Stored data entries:
+ + + + + + +

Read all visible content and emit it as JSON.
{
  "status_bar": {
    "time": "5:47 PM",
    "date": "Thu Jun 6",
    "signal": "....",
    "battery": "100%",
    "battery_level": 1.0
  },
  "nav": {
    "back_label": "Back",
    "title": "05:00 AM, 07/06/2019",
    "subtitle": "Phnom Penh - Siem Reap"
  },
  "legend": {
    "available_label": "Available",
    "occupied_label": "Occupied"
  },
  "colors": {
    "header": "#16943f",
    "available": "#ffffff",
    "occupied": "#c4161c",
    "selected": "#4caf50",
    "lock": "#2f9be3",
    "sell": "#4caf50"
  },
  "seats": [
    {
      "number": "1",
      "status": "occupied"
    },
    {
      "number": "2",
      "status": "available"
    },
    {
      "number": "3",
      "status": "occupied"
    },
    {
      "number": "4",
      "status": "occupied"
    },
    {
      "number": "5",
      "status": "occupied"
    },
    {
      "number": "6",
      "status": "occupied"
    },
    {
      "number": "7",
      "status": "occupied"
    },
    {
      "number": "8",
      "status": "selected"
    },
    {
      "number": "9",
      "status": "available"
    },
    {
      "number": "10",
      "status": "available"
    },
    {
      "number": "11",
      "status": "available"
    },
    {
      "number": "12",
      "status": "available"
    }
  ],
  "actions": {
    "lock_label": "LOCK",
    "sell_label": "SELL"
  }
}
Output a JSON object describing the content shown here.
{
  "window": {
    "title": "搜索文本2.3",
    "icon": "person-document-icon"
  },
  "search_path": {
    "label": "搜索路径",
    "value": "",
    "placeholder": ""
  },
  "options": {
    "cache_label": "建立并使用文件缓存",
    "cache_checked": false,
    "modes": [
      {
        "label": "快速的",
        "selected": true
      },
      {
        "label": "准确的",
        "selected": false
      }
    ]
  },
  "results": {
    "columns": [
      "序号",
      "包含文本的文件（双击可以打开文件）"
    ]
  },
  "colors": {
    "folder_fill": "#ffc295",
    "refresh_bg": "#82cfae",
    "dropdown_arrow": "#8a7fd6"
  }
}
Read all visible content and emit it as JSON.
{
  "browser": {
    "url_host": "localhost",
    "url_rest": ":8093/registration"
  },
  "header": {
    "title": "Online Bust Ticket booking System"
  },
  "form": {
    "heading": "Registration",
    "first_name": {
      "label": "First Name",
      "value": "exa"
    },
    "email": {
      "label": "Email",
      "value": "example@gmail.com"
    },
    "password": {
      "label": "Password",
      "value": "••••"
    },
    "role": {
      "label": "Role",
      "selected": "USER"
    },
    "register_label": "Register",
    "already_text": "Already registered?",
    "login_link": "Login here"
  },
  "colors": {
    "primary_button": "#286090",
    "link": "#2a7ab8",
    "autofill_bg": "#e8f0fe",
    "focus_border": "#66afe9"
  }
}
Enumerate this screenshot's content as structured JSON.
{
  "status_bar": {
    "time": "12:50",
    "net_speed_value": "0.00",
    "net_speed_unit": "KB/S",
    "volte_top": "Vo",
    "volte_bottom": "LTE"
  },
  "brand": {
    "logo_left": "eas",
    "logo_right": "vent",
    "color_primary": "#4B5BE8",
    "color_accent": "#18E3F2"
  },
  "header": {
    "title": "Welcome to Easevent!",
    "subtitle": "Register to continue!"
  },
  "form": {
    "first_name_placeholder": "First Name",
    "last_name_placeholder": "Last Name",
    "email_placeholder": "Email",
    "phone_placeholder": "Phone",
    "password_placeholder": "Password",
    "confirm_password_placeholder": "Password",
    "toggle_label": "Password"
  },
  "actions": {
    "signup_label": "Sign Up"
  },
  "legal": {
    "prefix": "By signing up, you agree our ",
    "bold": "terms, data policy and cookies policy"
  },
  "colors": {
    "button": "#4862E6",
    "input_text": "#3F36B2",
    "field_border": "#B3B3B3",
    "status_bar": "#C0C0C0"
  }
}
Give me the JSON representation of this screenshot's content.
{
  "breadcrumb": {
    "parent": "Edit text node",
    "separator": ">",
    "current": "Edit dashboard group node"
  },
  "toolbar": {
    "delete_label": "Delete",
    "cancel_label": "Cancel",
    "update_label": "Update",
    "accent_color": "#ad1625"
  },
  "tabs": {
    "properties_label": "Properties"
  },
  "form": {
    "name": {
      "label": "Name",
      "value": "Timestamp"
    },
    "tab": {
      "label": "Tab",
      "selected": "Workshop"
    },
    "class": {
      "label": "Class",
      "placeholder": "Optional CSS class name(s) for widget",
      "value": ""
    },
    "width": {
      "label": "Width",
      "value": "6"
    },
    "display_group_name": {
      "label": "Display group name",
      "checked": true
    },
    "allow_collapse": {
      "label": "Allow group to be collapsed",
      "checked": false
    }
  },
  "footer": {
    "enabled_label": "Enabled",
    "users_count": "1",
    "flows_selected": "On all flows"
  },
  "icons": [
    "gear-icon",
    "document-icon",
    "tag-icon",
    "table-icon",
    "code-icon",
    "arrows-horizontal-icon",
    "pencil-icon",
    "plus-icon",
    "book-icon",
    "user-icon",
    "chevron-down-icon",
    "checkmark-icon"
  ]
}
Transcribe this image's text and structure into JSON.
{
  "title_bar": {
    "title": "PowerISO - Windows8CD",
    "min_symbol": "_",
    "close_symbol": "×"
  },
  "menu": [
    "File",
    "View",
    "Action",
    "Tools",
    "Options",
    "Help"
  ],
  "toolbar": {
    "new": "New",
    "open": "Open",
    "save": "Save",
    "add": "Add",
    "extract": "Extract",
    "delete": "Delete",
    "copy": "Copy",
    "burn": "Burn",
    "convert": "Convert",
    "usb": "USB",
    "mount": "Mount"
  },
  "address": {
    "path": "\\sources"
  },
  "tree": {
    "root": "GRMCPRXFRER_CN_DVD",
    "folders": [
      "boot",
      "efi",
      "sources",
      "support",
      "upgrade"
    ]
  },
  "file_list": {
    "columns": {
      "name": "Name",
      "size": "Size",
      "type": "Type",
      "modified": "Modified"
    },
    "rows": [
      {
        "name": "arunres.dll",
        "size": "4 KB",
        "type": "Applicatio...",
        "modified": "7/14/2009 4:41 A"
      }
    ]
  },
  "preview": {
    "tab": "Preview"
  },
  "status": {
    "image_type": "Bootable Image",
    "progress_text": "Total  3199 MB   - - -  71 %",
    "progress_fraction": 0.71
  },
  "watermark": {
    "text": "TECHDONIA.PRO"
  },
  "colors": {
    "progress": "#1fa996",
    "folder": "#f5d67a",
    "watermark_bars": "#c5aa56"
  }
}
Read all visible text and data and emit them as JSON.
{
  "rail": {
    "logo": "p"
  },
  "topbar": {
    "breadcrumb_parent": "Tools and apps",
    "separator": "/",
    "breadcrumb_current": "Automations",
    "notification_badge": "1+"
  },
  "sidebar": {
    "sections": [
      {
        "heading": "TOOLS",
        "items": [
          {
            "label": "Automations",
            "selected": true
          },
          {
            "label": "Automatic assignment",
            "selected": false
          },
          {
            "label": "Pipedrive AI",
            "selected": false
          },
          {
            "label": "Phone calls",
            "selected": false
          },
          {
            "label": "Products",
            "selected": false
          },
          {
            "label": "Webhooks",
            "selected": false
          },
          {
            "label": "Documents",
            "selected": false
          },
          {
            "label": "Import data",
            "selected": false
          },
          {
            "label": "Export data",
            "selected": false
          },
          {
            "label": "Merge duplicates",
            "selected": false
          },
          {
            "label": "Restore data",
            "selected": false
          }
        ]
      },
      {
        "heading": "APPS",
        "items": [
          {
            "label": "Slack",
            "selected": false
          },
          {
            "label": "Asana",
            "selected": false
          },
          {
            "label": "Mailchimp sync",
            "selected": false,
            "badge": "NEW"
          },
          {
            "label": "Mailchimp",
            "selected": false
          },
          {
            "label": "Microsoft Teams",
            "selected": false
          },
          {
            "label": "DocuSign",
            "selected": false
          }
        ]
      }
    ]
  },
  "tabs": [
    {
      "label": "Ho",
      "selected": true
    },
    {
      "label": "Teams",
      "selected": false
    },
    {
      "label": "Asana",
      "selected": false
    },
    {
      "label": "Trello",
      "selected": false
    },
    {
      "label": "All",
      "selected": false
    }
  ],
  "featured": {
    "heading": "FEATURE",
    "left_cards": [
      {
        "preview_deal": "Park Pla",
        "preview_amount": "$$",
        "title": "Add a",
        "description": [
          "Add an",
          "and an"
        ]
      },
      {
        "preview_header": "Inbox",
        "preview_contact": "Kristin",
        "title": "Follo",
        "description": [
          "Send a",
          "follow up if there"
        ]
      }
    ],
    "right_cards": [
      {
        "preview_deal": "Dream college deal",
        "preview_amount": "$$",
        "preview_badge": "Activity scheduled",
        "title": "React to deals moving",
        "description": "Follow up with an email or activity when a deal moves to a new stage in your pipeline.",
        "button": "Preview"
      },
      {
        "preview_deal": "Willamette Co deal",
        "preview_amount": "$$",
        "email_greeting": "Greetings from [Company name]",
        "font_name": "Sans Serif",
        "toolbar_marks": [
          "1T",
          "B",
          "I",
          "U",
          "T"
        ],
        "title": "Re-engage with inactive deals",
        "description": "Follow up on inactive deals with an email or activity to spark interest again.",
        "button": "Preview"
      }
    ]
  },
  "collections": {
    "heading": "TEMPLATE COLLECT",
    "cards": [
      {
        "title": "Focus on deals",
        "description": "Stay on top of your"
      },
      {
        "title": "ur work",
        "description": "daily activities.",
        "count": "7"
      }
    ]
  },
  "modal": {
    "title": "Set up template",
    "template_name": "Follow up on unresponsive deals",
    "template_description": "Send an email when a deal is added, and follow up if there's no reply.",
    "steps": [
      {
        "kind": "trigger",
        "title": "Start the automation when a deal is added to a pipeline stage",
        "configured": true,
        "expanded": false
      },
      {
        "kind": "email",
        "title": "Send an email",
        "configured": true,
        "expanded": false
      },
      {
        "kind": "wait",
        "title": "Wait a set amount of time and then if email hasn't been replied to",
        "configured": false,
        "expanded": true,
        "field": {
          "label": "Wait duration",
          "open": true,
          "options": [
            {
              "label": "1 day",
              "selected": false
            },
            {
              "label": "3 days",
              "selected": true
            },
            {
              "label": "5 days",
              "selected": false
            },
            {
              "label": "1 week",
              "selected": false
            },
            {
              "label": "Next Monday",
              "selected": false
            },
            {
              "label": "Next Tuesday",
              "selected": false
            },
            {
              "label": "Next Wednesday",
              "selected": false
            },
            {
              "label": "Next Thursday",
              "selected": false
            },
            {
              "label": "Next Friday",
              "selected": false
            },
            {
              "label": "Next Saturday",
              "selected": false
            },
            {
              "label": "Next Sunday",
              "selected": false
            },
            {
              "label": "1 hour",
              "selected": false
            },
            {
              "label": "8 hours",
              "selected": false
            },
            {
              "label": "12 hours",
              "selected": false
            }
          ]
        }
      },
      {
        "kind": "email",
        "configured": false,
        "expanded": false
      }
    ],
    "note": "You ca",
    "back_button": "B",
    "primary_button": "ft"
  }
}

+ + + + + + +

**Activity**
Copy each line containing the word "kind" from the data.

**Problem solution**
        "kind": "trigger",
        "kind": "email",
        "kind": "wait",
        "kind": "email",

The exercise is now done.